We had been looking forward to sitting among the piles of human excrement that is reported to be at the Pitta site at Fort Aguada. However, it wasn't nearly as bad as expected, with only the odd dollop and wandering canine to be wary of. We were lucky - just after the light had become half reasonable, we found the Pitta twice on the left hand side of the path, under cover of bushes. Despite having made ourselves rather comfortable for a return and photo shoot, the Pitta did not appear in the next hour, although Orange-headed Thrush came to within a few feet, Blyth's Reed Warbler did a regular circuit, and Ashy Prinia appeared twice. Just before we were about to leave, we found the Pitta briefly again on the other side of the path. A very nice bird, and perhaps a lot bigger and more rotund than we had expected. There is a possibility that there are actually two birds here!
Before covering Carambolin lake, we tried the small wood nearby that is supposed to hold Brown Hawk-Owl. The wood is bounded on one side by an expanse of open water and muddy fields, and the other by dry farmland with reeded marsh and lagoons behind. The wood itself is owned by an old lady in the first house on the left, and she apparently is the landlady to the few households nearby. The copse area is quite active for birdlife, and the open land around alive with Egrets, waders, and Larks. Many raptors, almost all Kites, are overhead. One of the pair of Hawk Owls died last week, probably an explanation for its partners absence in the last couple of days, although the old lady apparently either heard or saw it the previous evening. No disappointments here, though. A pair of Spotted Owlets were at the nest hole, and one of local boys found a Jungle Owlet roosting on a branch. The wood deserves a little more time than a short Owl watch, and we subsequently found Banded Bay Cuckoo, Black-rumped Flameback, Golden & Black-hooded Oriole, and Tailorbird.
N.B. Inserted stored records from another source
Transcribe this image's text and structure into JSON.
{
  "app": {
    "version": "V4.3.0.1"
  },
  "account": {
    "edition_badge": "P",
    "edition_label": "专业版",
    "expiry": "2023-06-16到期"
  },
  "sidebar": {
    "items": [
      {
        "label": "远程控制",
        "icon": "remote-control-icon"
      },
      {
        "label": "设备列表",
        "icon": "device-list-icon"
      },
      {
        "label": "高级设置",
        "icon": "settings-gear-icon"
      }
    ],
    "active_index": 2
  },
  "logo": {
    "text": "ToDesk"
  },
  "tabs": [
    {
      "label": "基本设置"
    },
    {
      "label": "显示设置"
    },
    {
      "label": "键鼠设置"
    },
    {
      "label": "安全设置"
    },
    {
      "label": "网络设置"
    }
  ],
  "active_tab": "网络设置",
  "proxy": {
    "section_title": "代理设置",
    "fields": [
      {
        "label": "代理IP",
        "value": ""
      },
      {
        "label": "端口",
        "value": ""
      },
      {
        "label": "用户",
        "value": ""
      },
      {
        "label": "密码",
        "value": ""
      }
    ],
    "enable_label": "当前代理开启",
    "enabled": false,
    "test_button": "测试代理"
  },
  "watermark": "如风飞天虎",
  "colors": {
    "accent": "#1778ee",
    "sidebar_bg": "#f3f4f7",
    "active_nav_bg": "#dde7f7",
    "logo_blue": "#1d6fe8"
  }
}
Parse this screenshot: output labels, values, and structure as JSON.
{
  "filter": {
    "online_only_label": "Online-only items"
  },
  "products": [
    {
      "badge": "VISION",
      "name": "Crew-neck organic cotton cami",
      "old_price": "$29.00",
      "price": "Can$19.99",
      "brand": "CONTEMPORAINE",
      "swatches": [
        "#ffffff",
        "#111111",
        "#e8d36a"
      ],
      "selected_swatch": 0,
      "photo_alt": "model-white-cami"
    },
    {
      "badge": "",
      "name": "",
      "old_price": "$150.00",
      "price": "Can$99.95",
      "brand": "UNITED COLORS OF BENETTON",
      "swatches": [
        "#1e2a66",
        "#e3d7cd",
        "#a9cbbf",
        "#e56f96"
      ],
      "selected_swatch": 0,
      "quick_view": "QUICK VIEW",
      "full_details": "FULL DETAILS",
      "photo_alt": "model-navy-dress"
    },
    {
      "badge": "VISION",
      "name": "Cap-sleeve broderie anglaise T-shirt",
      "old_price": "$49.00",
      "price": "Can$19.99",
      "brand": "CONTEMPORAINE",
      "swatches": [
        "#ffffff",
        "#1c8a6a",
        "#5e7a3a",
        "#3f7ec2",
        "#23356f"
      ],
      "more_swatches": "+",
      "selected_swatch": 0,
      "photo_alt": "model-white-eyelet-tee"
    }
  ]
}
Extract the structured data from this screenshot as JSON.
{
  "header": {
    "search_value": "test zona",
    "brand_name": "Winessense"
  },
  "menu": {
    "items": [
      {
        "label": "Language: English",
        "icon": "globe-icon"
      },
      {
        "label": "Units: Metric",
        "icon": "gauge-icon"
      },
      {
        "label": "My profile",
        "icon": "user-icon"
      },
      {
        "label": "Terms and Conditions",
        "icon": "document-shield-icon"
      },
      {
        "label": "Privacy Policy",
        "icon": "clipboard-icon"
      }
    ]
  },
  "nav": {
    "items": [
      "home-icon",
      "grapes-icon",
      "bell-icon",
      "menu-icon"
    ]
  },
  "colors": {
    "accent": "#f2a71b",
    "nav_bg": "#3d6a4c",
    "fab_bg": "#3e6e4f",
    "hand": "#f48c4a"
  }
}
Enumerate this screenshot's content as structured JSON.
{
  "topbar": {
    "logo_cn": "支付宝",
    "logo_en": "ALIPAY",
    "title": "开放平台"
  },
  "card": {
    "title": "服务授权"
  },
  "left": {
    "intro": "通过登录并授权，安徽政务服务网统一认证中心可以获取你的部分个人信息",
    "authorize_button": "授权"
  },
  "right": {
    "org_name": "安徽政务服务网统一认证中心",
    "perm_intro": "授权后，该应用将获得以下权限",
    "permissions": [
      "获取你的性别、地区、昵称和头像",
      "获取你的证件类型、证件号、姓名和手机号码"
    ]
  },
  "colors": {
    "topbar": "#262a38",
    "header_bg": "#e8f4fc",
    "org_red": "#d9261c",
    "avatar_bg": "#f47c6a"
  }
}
We spent a short time on the open fields - the south side held a rash of mainly Great White Egret and other waders, on the north side Malabar Larks, a few Stonechats, and Wooly-necked Stork riding the thermals with the Kites.
Carambolin Lake makes Minsmere look like Teesside on a bad day. It is very large (perhaps 400m across), with lush green paddyfields to the south, bounded by a recently constructed railway to the west, and trees to the east and north. The lagoon itself is much different from those in Britain, being covered in the main by floating vegetation. Even the open areas of water are criss-crossed by grasses and other water plants. The view of the lake from the south side is magnificent, particularly later in the afternoon, when the sun is behind you. Absolutely masses of birds can be seen, with most concentrated on the more open water. Most numerous are Lesser Whistling Duck and Purple Swamphen, which both number in the hundreds, or possibly over a thousand in the case of the ducks. Amongst these are many Egrets and both types of Jacana.
After Naresh had finished his midday nap, we headed through the village to what we thought was a new location, and a possible for Rufous-tailed Lark. After travelling the full length of the very basic village, we eventually found ourselves back at the Owl wood. Onward and upward - we went past the wood and parked the taxi in a small clearing bounded on one side by a bank. On the other side of this was a reeded marsh, with a few houses on the shore. We plonked ourselves beside the first house, and enjoyed the best raptor watch yet. Through a couple of hours mid afternoon, we had a wide variety of species, such as Black-shouldered Kite, Great Spotted Eagle, Bonelli's Eagle, Marsh Harriers, Brahminy & Black Kites, which all added to the single Crested Serpent Eagle that we had seen over Carambolin earlier. Searching the skies also pulled out more Woolly-necked Storks, and even a couple of Lesser Adjutants. If this was not enough, the hirundines which we had at first passed off as Red-rumped Swallows were found to contain Streak-throated Swallows, and a Plain Prinia popped its head up over the waters edge. A group of Woolly-necked Storks was seen to be landing in a nearby clearing, but mud and water prevented us from getting any closer. On the return to the taxi, we were diverted by an Indian Roller on telegraph wires, which then led on to a dozen Hoopoes on the ground, 2 perched Black-shouldered Kites, and a very close calling Coppersmith Barbet.